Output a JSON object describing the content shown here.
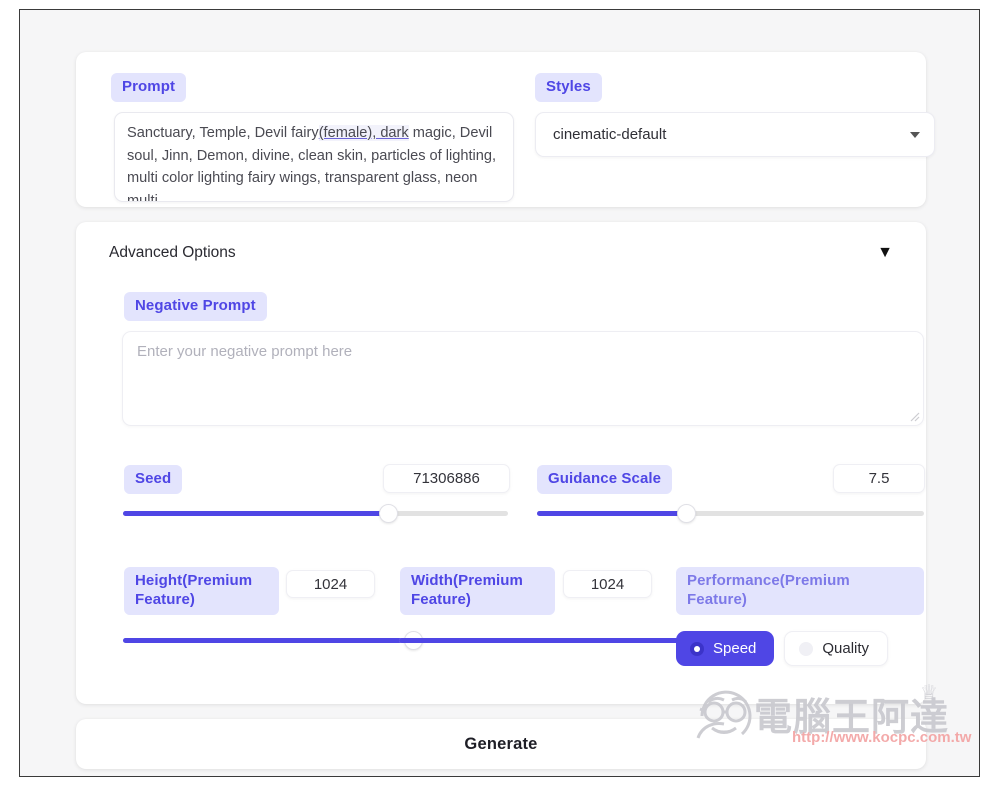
{
  "prompt_section": {
    "prompt_label": "Prompt",
    "prompt_text": "Sanctuary, Temple, Devil fairy(female), dark magic, Devil soul, Jinn, Demon, divine, clean skin, particles of lighting, multi color lighting fairy wings, transparent glass, neon multi",
    "prompt_text_plain_head": "Sanctuary, Temple, Devil fairy",
    "prompt_text_misspelled": "(female), dark",
    "prompt_text_tail": " magic, Devil soul, Jinn, Demon, divine, clean skin, particles of lighting, multi color lighting fairy wings, transparent glass, neon multi",
    "styles_label": "Styles",
    "styles_selected": "cinematic-default",
    "styles_caret_icon": "chevron-down-icon"
  },
  "advanced": {
    "title": "Advanced Options",
    "collapse_caret": "▼",
    "negative_prompt_label": "Negative Prompt",
    "negative_prompt_value": "",
    "negative_prompt_placeholder": "Enter your negative prompt here",
    "resize_handle_icon": "resize-grip-icon",
    "seed": {
      "label": "Seed",
      "value": "71306886",
      "slider_percent": 70
    },
    "guidance_scale": {
      "label": "Guidance Scale",
      "value": "7.5",
      "slider_percent": 38
    },
    "height": {
      "label": "Height(Premium Feature)",
      "value": "1024",
      "slider_percent": 100
    },
    "width": {
      "label": "Width(Premium Feature)",
      "value": "1024",
      "slider_percent": 100
    },
    "performance": {
      "label": "Performance(Premium Feature)",
      "options": [
        {
          "label": "Speed",
          "selected": true
        },
        {
          "label": "Quality",
          "selected": false
        }
      ],
      "speed_label": "Speed",
      "quality_label": "Quality"
    }
  },
  "generate": {
    "label": "Generate"
  },
  "watermark": {
    "cjk_text": "電腦王阿達",
    "url": "http://www.kocpc.com.tw",
    "crown_icon": "crown-icon",
    "face_icon": "smiling-face-with-glasses-icon"
  },
  "colors": {
    "accent": "#4f46e5",
    "pill_bg": "#e3e4fd",
    "pill_text": "#4f46e5",
    "page_bg": "#f6f6f7",
    "card_bg": "#ffffff",
    "slider_track": "#e2e2e2",
    "watermark_url": "#f3a3a3"
  }
}
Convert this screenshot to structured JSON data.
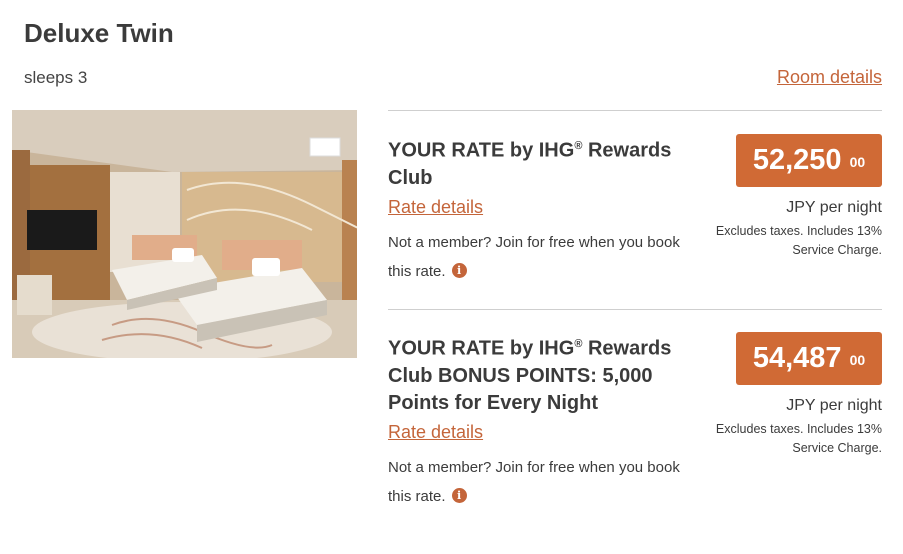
{
  "room": {
    "title": "Deluxe Twin",
    "sleeps": "sleeps 3",
    "details_link": "Room details",
    "photo_icon": "room-photo"
  },
  "rates": [
    {
      "name_prefix": "YOUR RATE by IHG",
      "reg": "®",
      "name_suffix": " Rewards Club",
      "details_link": "Rate details",
      "member_note": "Not a member? Join for free when you book this rate.",
      "info_icon": "i",
      "price": "52,250",
      "cents": "00",
      "per_night": "JPY per night",
      "tax_note": "Excludes taxes. Includes 13% Service Charge."
    },
    {
      "name_prefix": "YOUR RATE by IHG",
      "reg": "®",
      "name_suffix": " Rewards Club BONUS POINTS: 5,000 Points for Every Night",
      "details_link": "Rate details",
      "member_note": "Not a member? Join for free when you book this rate.",
      "info_icon": "i",
      "price": "54,487",
      "cents": "00",
      "per_night": "JPY per night",
      "tax_note": "Excludes taxes. Includes 13% Service Charge."
    }
  ],
  "colors": {
    "accent": "#c4653a",
    "price_bg": "#d06a35",
    "divider": "#cfcfcf"
  }
}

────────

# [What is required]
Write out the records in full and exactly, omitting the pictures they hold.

# [Response area]
Output a JSON object describing the content shown here.
{
  "prompt_section": {
    "prompt_label": "Prompt",
    "prompt_text": "Sanctuary, Temple, Devil fairy(female), dark magic, Devil soul, Jinn, Demon, divine, clean skin, particles of lighting, multi color lighting fairy wings, transparent glass, neon multi",
    "prompt_text_plain_head": "Sanctuary, Temple, Devil fairy",
    "prompt_text_misspelled": "(female), dark",
    "prompt_text_tail": " magic, Devil soul, Jinn, Demon, divine, clean skin, particles of lighting, multi color lighting fairy wings, transparent glass, neon multi",
    "styles_label": "Styles",
    "styles_selected": "cinematic-default",
    "styles_caret_icon": "chevron-down-icon"
  },
  "advanced": {
    "title": "Advanced Options",
    "collapse_caret": "▼",
    "negative_prompt_label": "Negative Prompt",
    "negative_prompt_value": "",
    "negative_prompt_placeholder": "Enter your negative prompt here",
    "resize_handle_icon": "resize-grip-icon",
    "seed": {
      "label": "Seed",
      "value": "71306886",
      "slider_percent": 70
    },
    "guidance_scale": {
      "label": "Guidance Scale",
      "value": "7.5",
      "slider_percent": 38
    },
    "height": {
      "label": "Height(Premium Feature)",
      "value": "1024",
      "slider_percent": 100
    },
    "width": {
      "label": "Width(Premium Feature)",
      "value": "1024",
      "slider_percent": 100
    },
    "performance": {
      "label": "Performance(Premium Feature)",
      "options": [
        {
          "label": "Speed",
          "selected": true
        },
        {
          "label": "Quality",
          "selected": false
        }
      ],
      "speed_label": "Speed",
      "quality_label": "Quality"
    }
  },
  "generate": {
    "label": "Generate"
  },
  "watermark": {
    "cjk_text": "電腦王阿達",
    "url": "http://www.kocpc.com.tw",
    "crown_icon": "crown-icon",
    "face_icon": "smiling-face-with-glasses-icon"
  },
  "colors": {
    "accent": "#4f46e5",
    "pill_bg": "#e3e4fd",
    "pill_text": "#4f46e5",
    "page_bg": "#f6f6f7",
    "card_bg": "#ffffff",
    "slider_track": "#e2e2e2",
    "watermark_url": "#f3a3a3"
  }
}
Convert this screenshot to structured JSON data.
{
  "room": {
    "title": "Deluxe Twin",
    "sleeps": "sleeps 3",
    "details_link": "Room details",
    "photo_icon": "room-photo"
  },
  "rates": [
    {
      "name_prefix": "YOUR RATE by IHG",
      "reg": "®",
      "name_suffix": " Rewards Club",
      "details_link": "Rate details",
      "member_note": "Not a member? Join for free when you book this rate.",
      "info_icon": "i",
      "price": "52,250",
      "cents": "00",
      "per_night": "JPY per night",
      "tax_note": "Excludes taxes. Includes 13% Service Charge."
    },
    {
      "name_prefix": "YOUR RATE by IHG",
      "reg": "®",
      "name_suffix": " Rewards Club BONUS POINTS: 5,000 Points for Every Night",
      "details_link": "Rate details",
      "member_note": "Not a member? Join for free when you book this rate.",
      "info_icon": "i",
      "price": "54,487",
      "cents": "00",
      "per_night": "JPY per night",
      "tax_note": "Excludes taxes. Includes 13% Service Charge."
    }
  ],
  "colors": {
    "accent": "#c4653a",
    "price_bg": "#d06a35",
    "divider": "#cfcfcf"
  }
}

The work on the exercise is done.